The Irish labour movement emerged alongside a strong strand of nationalism, which perceived its interests separate from the ruling British state, whilst an equally strong unionist ideology developed amongst those who were most industrialised.
The relationship between labour and both these competing ideologies was therefore bound to be complex. Did labour ignore the national conflict and recruit on the basis of bread and butter issues, or was it to subordinate the political aims and objectives of the working class to a broad multi class alliance? Connolly was put in the latter camp by the modern school of revisionists and unionist apologists. However he did not accept that choice. It was neither bread and butter issues nor subordination. He had a clear unequivocal position that the cause of labour was the cause of Ireland.
In essence he was saying that the working class had the only true objective interest in completing the national revolution. The bourgeoisie was so tied in by commercial and industrial links that any form of separation that occurred between Britain and Ireland would be in the long term interests of that class unless the working class took control of the revolution and transformed the relationship between the imperialist power and its colony. He saw little difference in his enemies during the lockout and those whom the Citizen Army fought in 1916. They were all part of the same rotten capitalist system that was sacrificing millions in the mud of Flanders for imperialist gain.
James Connolly was a battler for his class, a theoretician , an organiser a trade unionist and a teacher. That he died, shot by the soldiers of an imperialist power, is to his credit, not to his shame.
His summing up of the consequences of the Lockout is well worth recalling:
“From the effects of this drawn battle both sides are still bearing heavy scars. How deep those scars are, none will ever reveal.
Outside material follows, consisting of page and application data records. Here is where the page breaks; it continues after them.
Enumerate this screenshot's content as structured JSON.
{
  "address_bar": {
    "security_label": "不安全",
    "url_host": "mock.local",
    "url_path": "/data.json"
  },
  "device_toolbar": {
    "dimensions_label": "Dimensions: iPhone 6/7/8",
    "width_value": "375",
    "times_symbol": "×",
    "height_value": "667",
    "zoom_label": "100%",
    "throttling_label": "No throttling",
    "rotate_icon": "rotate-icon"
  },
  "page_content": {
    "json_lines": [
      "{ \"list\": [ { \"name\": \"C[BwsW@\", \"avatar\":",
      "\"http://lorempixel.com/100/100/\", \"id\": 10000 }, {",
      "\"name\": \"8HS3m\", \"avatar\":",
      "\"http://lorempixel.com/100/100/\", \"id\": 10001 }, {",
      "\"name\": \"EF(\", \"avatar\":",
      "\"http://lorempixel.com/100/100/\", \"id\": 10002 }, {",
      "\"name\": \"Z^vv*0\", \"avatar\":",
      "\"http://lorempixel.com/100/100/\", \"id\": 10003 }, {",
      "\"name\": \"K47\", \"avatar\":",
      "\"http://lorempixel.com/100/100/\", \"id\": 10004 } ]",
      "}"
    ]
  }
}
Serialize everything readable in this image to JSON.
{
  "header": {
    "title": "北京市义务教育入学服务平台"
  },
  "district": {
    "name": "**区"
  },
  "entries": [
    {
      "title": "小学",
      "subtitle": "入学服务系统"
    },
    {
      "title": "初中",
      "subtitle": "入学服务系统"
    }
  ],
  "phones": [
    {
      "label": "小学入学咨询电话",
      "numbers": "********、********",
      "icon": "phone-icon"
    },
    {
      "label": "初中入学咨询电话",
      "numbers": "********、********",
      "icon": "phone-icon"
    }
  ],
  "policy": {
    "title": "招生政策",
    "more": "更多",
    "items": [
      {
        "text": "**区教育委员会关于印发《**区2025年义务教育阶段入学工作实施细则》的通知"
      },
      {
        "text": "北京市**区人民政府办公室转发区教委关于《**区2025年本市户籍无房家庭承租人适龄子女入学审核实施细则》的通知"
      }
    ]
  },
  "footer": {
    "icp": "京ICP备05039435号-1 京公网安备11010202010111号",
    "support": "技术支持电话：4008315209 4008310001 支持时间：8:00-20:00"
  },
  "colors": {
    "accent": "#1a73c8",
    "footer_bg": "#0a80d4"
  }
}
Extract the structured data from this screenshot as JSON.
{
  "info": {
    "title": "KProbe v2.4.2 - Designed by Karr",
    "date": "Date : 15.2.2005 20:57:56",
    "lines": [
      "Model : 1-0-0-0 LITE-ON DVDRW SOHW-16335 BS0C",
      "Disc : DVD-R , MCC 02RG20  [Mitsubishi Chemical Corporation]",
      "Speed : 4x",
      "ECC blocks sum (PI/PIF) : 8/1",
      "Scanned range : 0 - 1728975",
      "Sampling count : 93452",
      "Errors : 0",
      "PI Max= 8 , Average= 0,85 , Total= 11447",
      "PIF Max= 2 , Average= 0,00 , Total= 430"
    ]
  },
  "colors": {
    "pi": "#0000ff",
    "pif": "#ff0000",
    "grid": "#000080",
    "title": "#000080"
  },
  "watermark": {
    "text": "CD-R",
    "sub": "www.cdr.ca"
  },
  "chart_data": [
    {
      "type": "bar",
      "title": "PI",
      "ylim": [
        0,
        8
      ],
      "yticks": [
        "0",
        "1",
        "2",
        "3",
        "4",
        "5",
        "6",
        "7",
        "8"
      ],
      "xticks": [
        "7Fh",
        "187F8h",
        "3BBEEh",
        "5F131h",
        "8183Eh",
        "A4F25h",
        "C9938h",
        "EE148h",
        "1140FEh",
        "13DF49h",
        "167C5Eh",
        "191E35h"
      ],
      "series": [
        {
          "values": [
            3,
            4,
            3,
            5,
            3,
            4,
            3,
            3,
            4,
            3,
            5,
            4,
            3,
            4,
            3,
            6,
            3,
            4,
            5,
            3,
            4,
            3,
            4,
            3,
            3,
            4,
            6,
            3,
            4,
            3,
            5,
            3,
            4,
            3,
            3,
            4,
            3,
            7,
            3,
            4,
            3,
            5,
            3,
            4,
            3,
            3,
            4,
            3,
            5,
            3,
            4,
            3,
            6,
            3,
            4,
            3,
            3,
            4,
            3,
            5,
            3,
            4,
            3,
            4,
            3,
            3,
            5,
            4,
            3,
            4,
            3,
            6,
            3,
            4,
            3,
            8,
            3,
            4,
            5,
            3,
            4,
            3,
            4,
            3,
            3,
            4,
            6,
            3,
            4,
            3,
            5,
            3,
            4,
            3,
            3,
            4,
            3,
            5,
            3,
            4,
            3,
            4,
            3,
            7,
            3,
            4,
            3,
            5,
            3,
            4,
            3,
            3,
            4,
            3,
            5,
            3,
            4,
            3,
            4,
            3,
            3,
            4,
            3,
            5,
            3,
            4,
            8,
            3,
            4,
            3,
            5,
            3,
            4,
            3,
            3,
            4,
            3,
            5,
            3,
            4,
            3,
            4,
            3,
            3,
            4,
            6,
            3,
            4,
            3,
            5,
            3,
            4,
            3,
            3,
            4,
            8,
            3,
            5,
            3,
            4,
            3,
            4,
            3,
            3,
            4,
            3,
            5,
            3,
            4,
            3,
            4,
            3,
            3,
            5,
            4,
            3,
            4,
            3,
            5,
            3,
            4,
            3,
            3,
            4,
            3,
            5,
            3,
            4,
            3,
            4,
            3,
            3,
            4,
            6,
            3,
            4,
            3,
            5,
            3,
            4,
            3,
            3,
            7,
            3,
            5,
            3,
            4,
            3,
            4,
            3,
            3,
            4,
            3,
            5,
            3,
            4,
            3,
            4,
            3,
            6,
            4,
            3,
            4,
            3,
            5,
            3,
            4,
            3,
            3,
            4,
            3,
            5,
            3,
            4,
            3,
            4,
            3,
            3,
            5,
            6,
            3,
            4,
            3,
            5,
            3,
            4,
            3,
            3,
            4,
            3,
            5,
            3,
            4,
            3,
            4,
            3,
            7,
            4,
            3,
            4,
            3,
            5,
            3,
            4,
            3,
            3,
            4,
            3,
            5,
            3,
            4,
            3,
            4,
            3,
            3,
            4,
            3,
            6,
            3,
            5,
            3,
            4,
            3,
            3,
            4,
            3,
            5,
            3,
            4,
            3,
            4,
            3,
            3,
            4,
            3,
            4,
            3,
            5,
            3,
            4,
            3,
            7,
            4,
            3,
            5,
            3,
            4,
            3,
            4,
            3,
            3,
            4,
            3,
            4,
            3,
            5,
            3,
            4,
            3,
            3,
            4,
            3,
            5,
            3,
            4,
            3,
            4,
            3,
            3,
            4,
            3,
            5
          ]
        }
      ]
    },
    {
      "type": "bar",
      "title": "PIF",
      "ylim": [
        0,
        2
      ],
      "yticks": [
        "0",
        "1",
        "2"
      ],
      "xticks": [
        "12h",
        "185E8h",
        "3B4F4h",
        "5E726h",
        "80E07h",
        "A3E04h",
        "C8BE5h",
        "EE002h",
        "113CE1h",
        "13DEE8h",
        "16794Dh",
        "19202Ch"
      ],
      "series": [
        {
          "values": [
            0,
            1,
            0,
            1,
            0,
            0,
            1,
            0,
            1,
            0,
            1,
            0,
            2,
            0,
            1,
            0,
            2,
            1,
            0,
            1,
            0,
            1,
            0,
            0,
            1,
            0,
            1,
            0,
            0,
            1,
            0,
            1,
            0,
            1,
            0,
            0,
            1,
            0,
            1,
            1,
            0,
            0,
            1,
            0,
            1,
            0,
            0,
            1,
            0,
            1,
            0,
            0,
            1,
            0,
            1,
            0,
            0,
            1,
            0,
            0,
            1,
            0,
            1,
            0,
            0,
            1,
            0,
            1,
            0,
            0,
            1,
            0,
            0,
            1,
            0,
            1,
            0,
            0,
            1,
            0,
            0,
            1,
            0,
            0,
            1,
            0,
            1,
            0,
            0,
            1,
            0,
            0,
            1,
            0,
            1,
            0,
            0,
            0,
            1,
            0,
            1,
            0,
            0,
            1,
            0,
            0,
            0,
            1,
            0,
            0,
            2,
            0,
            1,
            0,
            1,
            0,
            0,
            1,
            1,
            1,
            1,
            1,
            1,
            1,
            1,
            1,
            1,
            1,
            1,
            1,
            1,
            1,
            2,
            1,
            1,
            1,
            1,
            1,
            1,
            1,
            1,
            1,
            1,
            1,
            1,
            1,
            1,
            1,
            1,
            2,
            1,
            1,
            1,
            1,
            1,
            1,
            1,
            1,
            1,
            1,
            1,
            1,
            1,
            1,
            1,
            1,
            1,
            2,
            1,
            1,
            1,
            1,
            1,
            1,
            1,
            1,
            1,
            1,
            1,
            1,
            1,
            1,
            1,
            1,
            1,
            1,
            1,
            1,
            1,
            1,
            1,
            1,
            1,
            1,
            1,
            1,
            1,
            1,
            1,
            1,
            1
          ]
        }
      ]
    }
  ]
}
But the working class has lost none of its aggressiveness, none of its confidence, none of the hope in the ultimate triumph. No traitor amongst the ranks of that class has permanently gained, even materially, by his or her treachery. The flag of the Irish Transport and General Workers’ Union still flies proudly in the van of the Irish working class, and that working class still marches proudly and defiantly at the head of the gathering hosts who stand for a regenerated nation, resting upon a people industrially free.”
The lockout put the Irish labour movement firmly into the mainstream of Irish society. Trade union membership grew rapidly from then on until the early 1980’s. Sadly, however, the mainstream leaders of that movement have over the years since 1913 betrayed their own movement. Repeatedly the labour movement endorsed coalitions with the right wing Fine Gael party, and today a split from the Labour Party endorses the austerity programme aimed at pauperisation the working class whilst filling the coffers of the bankers, speculators and builders.
Most of the issues confronting the working class in 1913 still exist today. Capitalism learns from its mistakes. Today it is much more subtle: “trade unionism is old fashion”; “times have changed”; “we need to modernise”, etc. All the soft language does not hide the reality – capitalism is a brutal system driving down the living standards of the majority of people. Only the emergence of a mass labour movement can turn back the tide of austerity. North and South, it is in the interests of all workers to struggle for such a goal for that is the only way to liberate us all from the shackles of a cruel, demeaning and utterly corrupt economic system that prevents us all from achieving our full potential.